Padraig Amond believes Newport County manager Michael Flynn is destined for big things regardless of the outcome of today’s Wembley shoot-out.
Amond will carry the goal-scoring duties as his club’s leading marksman when County face Tranmere Rovers in the League Two play-off final.
For Amond and most of his teammates, promotion to League One would represent a new high-water mark in their playing careers, but the 31-year-old Irishman reckons his young boss will climb far higher.
Flynn has only been managing for two seasons, but in that time he has saved the club from what appeared inevitable relegation, taken them on successive giant-killing FA Cup runs, and now put them one step from promotion.
“He’s going to go a lot higher as a manager – that’s for sure,” says Amond.
“There’s no reason why he can’t go all the way to the top level. What’s really noticeable about him is that he’s a proper team-builder.

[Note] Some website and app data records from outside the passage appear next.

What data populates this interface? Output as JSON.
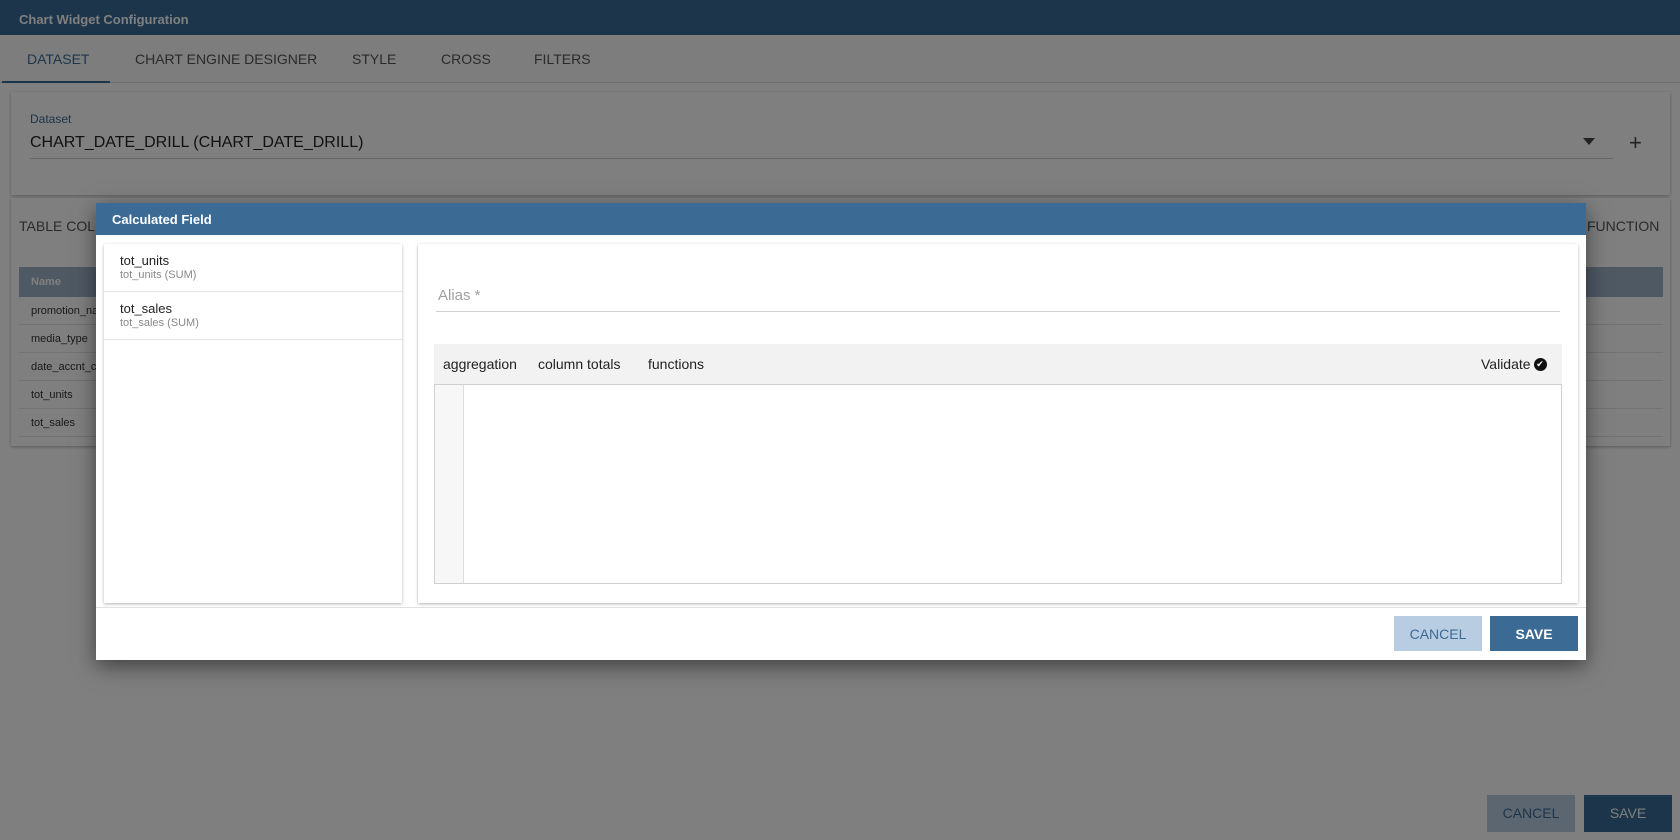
{
  "app": {
    "title": "Chart Widget Configuration"
  },
  "tabs": [
    {
      "label": "DATASET",
      "active": true
    },
    {
      "label": "CHART ENGINE DESIGNER",
      "active": false
    },
    {
      "label": "STYLE",
      "active": false
    },
    {
      "label": "CROSS",
      "active": false
    },
    {
      "label": "FILTERS",
      "active": false
    }
  ],
  "dataset": {
    "label": "Dataset",
    "value": "CHART_DATE_DRILL (CHART_DATE_DRILL)",
    "add_icon": "plus-icon",
    "dropdown_icon": "caret-down-icon"
  },
  "columns": {
    "title": "TABLE COLU",
    "right_button": "FUNCTION",
    "header": "Name",
    "rows": [
      "promotion_na",
      "media_type",
      "date_accnt_c",
      "tot_units",
      "tot_sales"
    ]
  },
  "bottom_buttons": {
    "cancel": "CANCEL",
    "save": "SAVE"
  },
  "dialog": {
    "title": "Calculated Field",
    "fields": [
      {
        "name": "tot_units",
        "aggregation": "tot_units (SUM)"
      },
      {
        "name": "tot_sales",
        "aggregation": "tot_sales (SUM)"
      }
    ],
    "alias_placeholder": "Alias *",
    "alias_value": "",
    "toolbar": {
      "aggregation": "aggregation",
      "column_totals": "column totals",
      "functions": "functions",
      "validate": "Validate",
      "validate_icon": "check-circle-icon"
    },
    "cancel_label": "CANCEL",
    "save_label": "SAVE"
  },
  "colors": {
    "primary": "#3b6a94",
    "cancel_bg": "#b9cde2",
    "overlay": "rgba(0,0,0,0.5)"
  }
}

“He’s a very good man-manager and when he recruits people, he doesn’t just do it on their ability, but how they will fit in as characters. He brings in people who he knows will have the guts and the drive to do their job, but also people who will fit in.”
Flynn’s star is rising so sharply that he has already been linked at other clubs, higher up football’s food chain, including the current vacancy at Swansea City.

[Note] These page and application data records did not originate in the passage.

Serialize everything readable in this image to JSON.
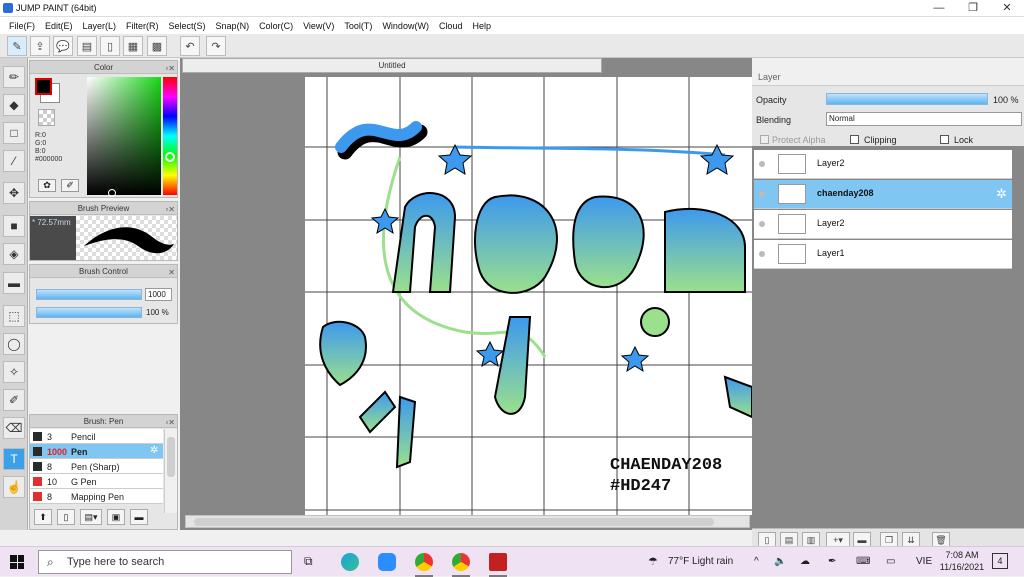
{
  "window": {
    "title": "JUMP PAINT (64bit)",
    "minimize": "—",
    "maximize": "❐",
    "close": "✕"
  },
  "menu": [
    "File(F)",
    "Edit(E)",
    "Layer(L)",
    "Filter(R)",
    "Select(S)",
    "Snap(N)",
    "Color(C)",
    "View(V)",
    "Tool(T)",
    "Window(W)",
    "Cloud",
    "Help"
  ],
  "toolbar": {
    "icons": [
      "brush-settings-icon",
      "share-icon",
      "comment-icon",
      "message-icon",
      "document-icon",
      "grid-icon",
      "tiles-icon"
    ],
    "undo_label": "↶",
    "redo_label": "↷"
  },
  "color_panel": {
    "title": "Color",
    "r": "R:0",
    "g": "G:0",
    "b": "B:0",
    "hex": "#000000",
    "foreground": "#000000",
    "background": "#ffffff"
  },
  "brush_preview": {
    "title": "Brush Preview",
    "size": "72.57mm"
  },
  "brush_control": {
    "title": "Brush Control",
    "size_value": "1000",
    "opacity_value": "100 %",
    "size_fraction": 1.0,
    "opacity_fraction": 1.0
  },
  "brush_list": {
    "title": "Brush: Pen",
    "items": [
      {
        "size": "3",
        "name": "Pencil",
        "color": "#2b2b2b",
        "selected": false
      },
      {
        "size": "1000",
        "name": "Pen",
        "color": "#2b2b2b",
        "selected": true
      },
      {
        "size": "8",
        "name": "Pen (Sharp)",
        "color": "#2b2b2b",
        "selected": false
      },
      {
        "size": "10",
        "name": "G Pen",
        "color": "#e03030",
        "selected": false
      },
      {
        "size": "8",
        "name": "Mapping Pen",
        "color": "#e03030",
        "selected": false
      }
    ]
  },
  "document": {
    "tab": "Untitled"
  },
  "artwork": {
    "word": "ngau",
    "tilde": "~",
    "credit_line1": "CHAENDAY208",
    "credit_line2": "#HD247",
    "gradient_top": "#3d99ee",
    "gradient_bottom": "#9be08c",
    "outline": "#000000"
  },
  "layer_panel": {
    "title": "Layer",
    "opacity_label": "Opacity",
    "opacity_value": "100 %",
    "opacity_fraction": 1.0,
    "blending_label": "Blending",
    "blending_value": "Normal",
    "protect_alpha": "Protect Alpha",
    "clipping": "Clipping",
    "lock": "Lock",
    "layers": [
      {
        "name": "Layer2",
        "selected": false
      },
      {
        "name": "chaenday208",
        "selected": true
      },
      {
        "name": "Layer2",
        "selected": false
      },
      {
        "name": "Layer1",
        "selected": false
      }
    ]
  },
  "taskbar": {
    "search_placeholder": "Type here to search",
    "weather": "77°F  Light rain",
    "lang": "VIE",
    "time": "7:08 AM",
    "date": "11/16/2021",
    "notifications": "4"
  }
}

He is an avid student of other leading managers and his quest to learn from those whose paths he crosses already means he’s been able to pick the brains of Thierry Henry, Jurgen Klopp, Pep Guardiola and Mauricio Pochettino.
“He seem to be able to pick up lots of knowledge from some pretty impressive names,” adds Amond. “Mind you, he’s never slow on letting the boys know about it when he gets a text back from one of them!”
There are likely to be plenty of messages of congratulation from the great and the good of management of Flynn ends up successful at Wembley this afternoon.
His chances could well depend on the form of Amond, a striker who has already scored 23 times this season, including a beauty against Manchester City in the FA Cup.
That tie put Newport on a global stage, even though they lost 4-1, but Amond says today’s match is far more important than taking on this season’s historic Treble winners.
“The match against Man City was like the games against Leicester and Spurs last season – great occasions for the club and the fans, but just fun for the players, really.
“The league is our day job – our bread and butter. To get promotion at the end of a tough season would mean so much and we’re all really ambitious to grasp that opportunity.”
Amond has history on his side. He was part of a successful play-off team when he was with Grimsby and helped then earn promotion from the National League in the Wembley final of 2016.
“The Grimsby fans still talk about that team,” said the striker. “It was a similar squad and this is probably only the second time in my career where I have been involved in a squad that close-knit.
“They had a connection with the supporters as well, which I think we have. You want to make yourself club legends, everyone does.
“Everyone wants to be remembered and there’s no better way of being remembered than getting promoted into League One.
“It would be a fantastic achievement for the players and for the club. We’re focused on leaving everything on the pitch and hopefully it’s good enough on the day.”
A victory for County will see them competing in the third-tier of English football for the first time since the 1986/87 season.
They would also become only the second team in Football League history to be promoted without scoring more goals than they conceded during the regular league season (GD – 0) after Huddersfield Town in 2016-17, who were promoted from the Championship with a minus two goal difference.
Yet, somehow, County have made it through to this stage and the secret, says Amond, is their ability to stick together and scrap for every goal and point going.
“There’s no one that doesn’t get on in the squad. And that’s massive for us.
“If you come into your workplace and you enjoy working there then it’s going to be a lot better.
“Everyone is pulling in the same direction and everyone wants to be here. Everyone has bought into what the gaffer and the staff, Wayne Hatswell, have built together.
“That’s evident with what everyone sees on the pitch. No matter what happens, everyone leaves everything on the pitch.
“We fight until the very end and you can see what it means to the lads.”